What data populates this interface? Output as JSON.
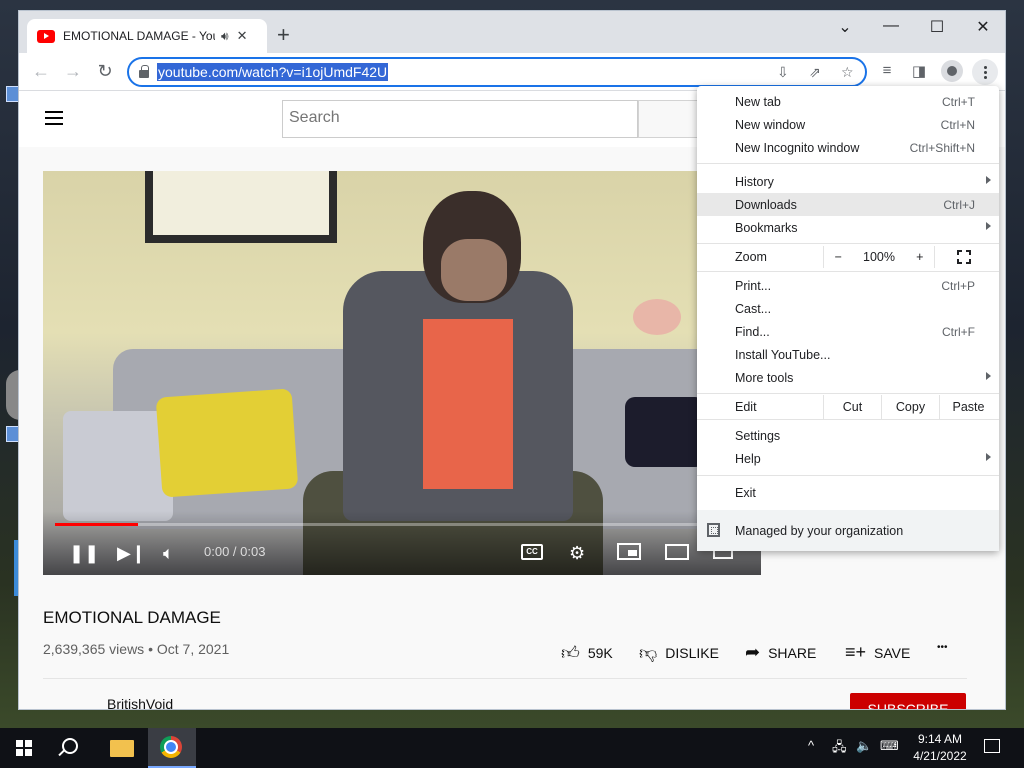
{
  "browser": {
    "tab": {
      "title": "EMOTIONAL DAMAGE - YouTube",
      "audio_icon": "speaker-icon",
      "close_glyph": "✕"
    },
    "new_tab_glyph": "+",
    "window_controls": {
      "tablist": "⌄",
      "minimize": "—",
      "maximize": "☐",
      "close": "✕"
    },
    "nav": {
      "back": "←",
      "forward": "→",
      "reload": "↻"
    },
    "url": "youtube.com/watch?v=i1ojUmdF42U"
  },
  "youtube": {
    "search_placeholder": "Search",
    "player": {
      "time": "0:00 / 0:03",
      "progress": 0.12,
      "cc_label": "CC"
    },
    "video": {
      "title": "EMOTIONAL DAMAGE",
      "views": "2,639,365 views",
      "date": "Oct 7, 2021",
      "meta_separator": "•",
      "likes": "59K",
      "dislike_label": "DISLIKE",
      "share_label": "SHARE",
      "save_label": "SAVE",
      "more_glyph": "•••"
    },
    "channel": {
      "name": "BritishVoid",
      "subscribe_label": "SUBSCRIBE"
    }
  },
  "menu": {
    "items": [
      {
        "label": "New tab",
        "shortcut": "Ctrl+T"
      },
      {
        "label": "New window",
        "shortcut": "Ctrl+N"
      },
      {
        "label": "New Incognito window",
        "shortcut": "Ctrl+Shift+N"
      },
      {
        "label": "History",
        "shortcut": ""
      },
      {
        "label": "Downloads",
        "shortcut": "Ctrl+J"
      },
      {
        "label": "Bookmarks",
        "shortcut": ""
      },
      {
        "label": "Print...",
        "shortcut": "Ctrl+P"
      },
      {
        "label": "Cast...",
        "shortcut": ""
      },
      {
        "label": "Find...",
        "shortcut": "Ctrl+F"
      },
      {
        "label": "Install YouTube...",
        "shortcut": ""
      },
      {
        "label": "More tools",
        "shortcut": ""
      },
      {
        "label": "Settings",
        "shortcut": ""
      },
      {
        "label": "Help",
        "shortcut": ""
      },
      {
        "label": "Exit",
        "shortcut": ""
      }
    ],
    "zoom": {
      "label": "Zoom",
      "minus": "−",
      "value": "100%",
      "plus": "+"
    },
    "edit": {
      "label": "Edit",
      "cut": "Cut",
      "copy": "Copy",
      "paste": "Paste"
    },
    "managed": "Managed by your organization",
    "highlighted_item": "Downloads"
  },
  "taskbar": {
    "time": "9:14 AM",
    "date": "4/21/2022",
    "tray": {
      "chevron": "^",
      "network_icon": "network-icon",
      "volume_glyph": "🔈",
      "keyboard_icon": "keyboard-icon"
    }
  }
}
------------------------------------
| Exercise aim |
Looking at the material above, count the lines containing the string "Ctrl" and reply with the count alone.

| Solution to the exercise |
6